Summary: Palm Sunday sets the stage for Holy Week. More than that, it sets up in microcosm the grandest event of the end of the ages.
Palm Sunday is an essential part of the Easter experience, of the Resurrection experience. Without this day, we wouldn't have a foretaste of the Second Coming.
Palm Sunday is a place to pause before entering into the inescapable whirlwind of Holy Week.
And there is genuine cause to celebrate, as we imagine the energy of that day. [Pause]
If we can set aside what we know of how the crowd that welcomed Jesus on this day turned on Him...put that aside, as much as we can, and witness the enthusiastic crowd that welcomes King Jesus, that seems limitless in its praise of Him, that seems, even If just for a moment, to grasp how incredibly important and beautiful and life-changing is this man who rides into Jerusalem on a donkey.
City of Peace
Jerusalem. Jeru...salem. The city on a hill. The city of peace...welcomes the Prince of Peace as He comes in peace. That's perhaps the first contradiction that we'll touch on.
The very name of the City of David represents not reality but aspiration. Jerusalem, the peace city, was never a peaceful city.
The very opposite is true. It had known little rest from conflict. It had been the feather in the cap of conquering nations, the central place of the expulsion of the People of God as they were forced to go into exile.
But somehow, Jerusalem was where the deep desire for peace, external and internal, had been named. So here the city of peace welcomes the Prince of Peace and The Lord of Glory.
Preview of Second Coming
We just watched a filmed version of the Triumphal Entry (YouTube Link). It's a joyful scene. A busy scene. A scene where hundreds flock to Christ and rejoice at His arrival in Jerusalem.
There is much clammering, much shouting. "blessed is He who comes in the name of The Lord" is the refrain of the crowd, the chorus of the mob's song of welcome to Jesus, who, it should be said, they did not understand.
No doubt some are hoping this is the sign of the inauguration of a new Jewish king who will subdue the Roman overlords.
The full lyric of their song was: “Hosanna! He who comes in the name of the Lord is the blessed One—the King of Israel!” lots of Hope and aspiration, sweat and raw energy in the crowd.
It's also a scene that frustrates the religious leaders who distrust Jesus and feel threatened by Him. They think that all their efforts to challenge and suppress Jesus, their attempts to expose Him as a fraud or a heretic have failed.
The Scripture says: "Then the Pharisees said to one another, “You see? You’ve accomplished nothing. Look—the world has gone after Him!”"
But beyond all that, something else much more important is going on here. Something that the Scribes and Pharisees, you would have thought, might have known or at least wondered about, because they were familiar with the Scriptures, the Law and the Prophets, including the minor prophet Zechariah

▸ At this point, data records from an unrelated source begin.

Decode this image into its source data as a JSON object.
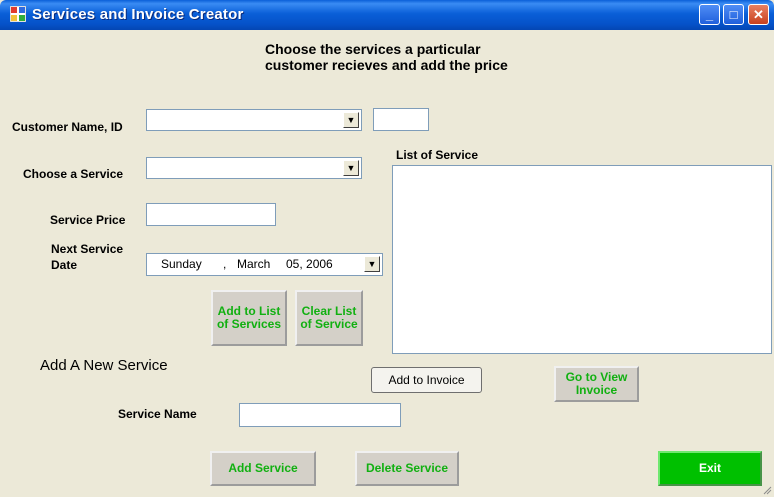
{
  "window": {
    "title": "Services and Invoice Creator",
    "icon": "app-window-icon",
    "controls": {
      "minimize": "_",
      "maximize": "□",
      "close": "✕"
    }
  },
  "heading": "Choose the services a particular customer recieves and add the price",
  "customer": {
    "label": "Customer Name, ID",
    "selected": "",
    "id_value": ""
  },
  "service": {
    "label": "Choose a Service",
    "selected": ""
  },
  "price": {
    "label": "Service Price",
    "value": ""
  },
  "next_date": {
    "label_line1": "Next Service",
    "label_line2": "Date",
    "weekday": "Sunday",
    "sep": ",",
    "month": "March",
    "dayyear": "05, 2006"
  },
  "list": {
    "label": "List of Service",
    "items": []
  },
  "buttons": {
    "add_to_list": "Add to List of Services",
    "clear_list": "Clear List of Service",
    "add_to_invoice": "Add to Invoice",
    "go_to_invoice": "Go to View Invoice",
    "add_service": "Add Service",
    "delete_service": "Delete Service",
    "exit": "Exit"
  },
  "new_service": {
    "heading": "Add A New Service",
    "name_label": "Service Name",
    "name_value": ""
  },
  "colors": {
    "title_bar": "#0a5fd8",
    "button_text": "#11b011",
    "exit_bg": "#00c000",
    "window_bg": "#ece9d8"
  }
}
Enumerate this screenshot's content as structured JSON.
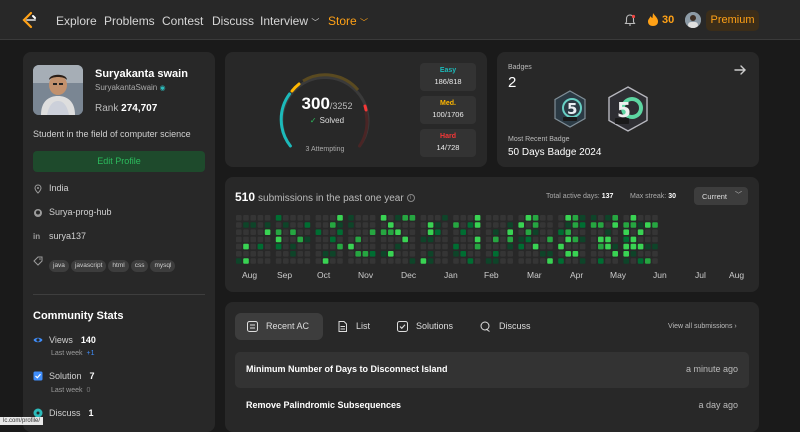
{
  "nav": {
    "links": [
      "Explore",
      "Problems",
      "Contest",
      "Discuss",
      "Interview",
      "Store"
    ],
    "streak": "30",
    "premium": "Premium"
  },
  "profile": {
    "name": "Suryakanta swain",
    "username": "SuryakantaSwain",
    "rank_label": "Rank",
    "rank": "274,707",
    "bio": "Student in the field of computer science",
    "edit_label": "Edit Profile",
    "location": "India",
    "github": "Surya-prog-hub",
    "linkedin": "surya137",
    "skills": [
      "java",
      "javascript",
      "html",
      "css",
      "mysql"
    ]
  },
  "community": {
    "title": "Community Stats",
    "views_label": "Views",
    "views": "140",
    "views_sub": "Last week",
    "views_delta": "+1",
    "solution_label": "Solution",
    "solution": "7",
    "solution_sub": "Last week",
    "solution_delta": "0",
    "discuss_label": "Discuss",
    "discuss": "1"
  },
  "solved": {
    "count": "300",
    "total": "/3252",
    "label": "Solved",
    "attempting": "3 Attempting",
    "easy_label": "Easy",
    "easy": "186/818",
    "medium_label": "Med.",
    "medium": "100/1706",
    "hard_label": "Hard",
    "hard": "14/728"
  },
  "badges": {
    "label": "Badges",
    "count": "2",
    "recent_label": "Most Recent Badge",
    "recent": "50 Days Badge 2024"
  },
  "submissions": {
    "count": "510",
    "label": "submissions in the past one year",
    "active_days_label": "Total active days:",
    "active_days": "137",
    "max_streak_label": "Max streak:",
    "max_streak": "30",
    "range": "Current",
    "months": [
      "Aug",
      "Sep",
      "Oct",
      "Nov",
      "Dec",
      "Jan",
      "Feb",
      "Mar",
      "Apr",
      "May",
      "Jun",
      "Jul",
      "Aug"
    ]
  },
  "recent": {
    "tabs": [
      "Recent AC",
      "List",
      "Solutions",
      "Discuss"
    ],
    "view_all": "View all submissions",
    "items": [
      {
        "title": "Minimum Number of Days to Disconnect Island",
        "time": "a minute ago"
      },
      {
        "title": "Remove Palindromic Subsequences",
        "time": "a day ago"
      }
    ]
  },
  "status_url": "lc.com/profile/",
  "colors": {
    "easy": "#1cbaba",
    "medium": "#ffb700",
    "hard": "#f63737",
    "accent": "#ffa116",
    "green": "#2cbb5d"
  }
}
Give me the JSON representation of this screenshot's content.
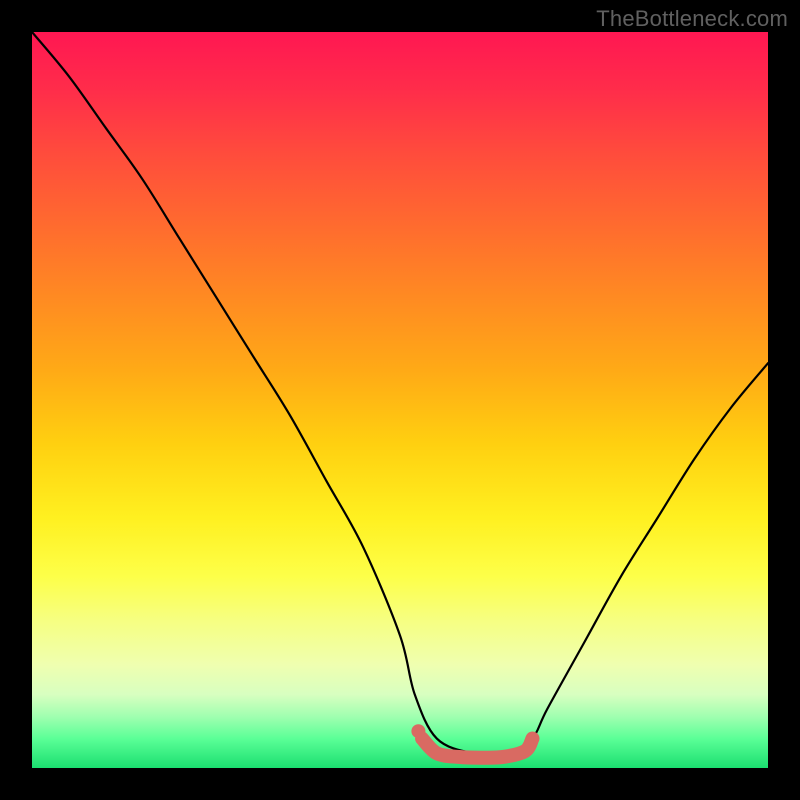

Zechariah had written: “Rejoice greatly, Daughter Zion! Shout, Daughter Jerusalem! See, your king comes to you, righteous and victorious,
lowly and riding on a donkey, on a colt, the foal of a donkey. Zechariah 9:9
Ring a bell? I think so!
The book Second Samuel was written in around the 7th century BC, 700 years or so before Jesus was born. It says this of King David: "When your days are over and you rest with your ancestors, I will raise up your offspring to succeed you, your own flesh and blood, and I will establish his kingdom. 13 He is the one who will build a house for my Name, and I will establish the throne of his kingdom forever". 2 Samuel 7:12-13
This was one of many Old Testament references to the coming Messiah. Little did the Pharisees know, because it was most likely still hidden and treasured in the heart of Mary the mother of Jesus, that the Angel Gabriel had said these words about Jesus even as he announced to her that she was pregnant with the Son of God:
32 He will be great and will be called the Son of the Most High. The Lord God will give him the throne of his father David, 33 and he will reign over Jacob’s descendants forever; his kingdom will never end.” Luke 1:32-33
So, I guess you could say the Pharisees were understandably nervous. Most of them didn’t think Jesus was the Messiah, although a few were beginning to suspect it.
The Pharisee Nicodemus had been evangelized by Jesus Himself as recorded in John chapter 3.He was leaning heavily toward Jesus.
Later, after Jesus’ death and resurrection and in the early life of the church, the pharisee Gamaliel was concerned that in opposing Jesus and His followers, the religious leaders might actually be opposing God.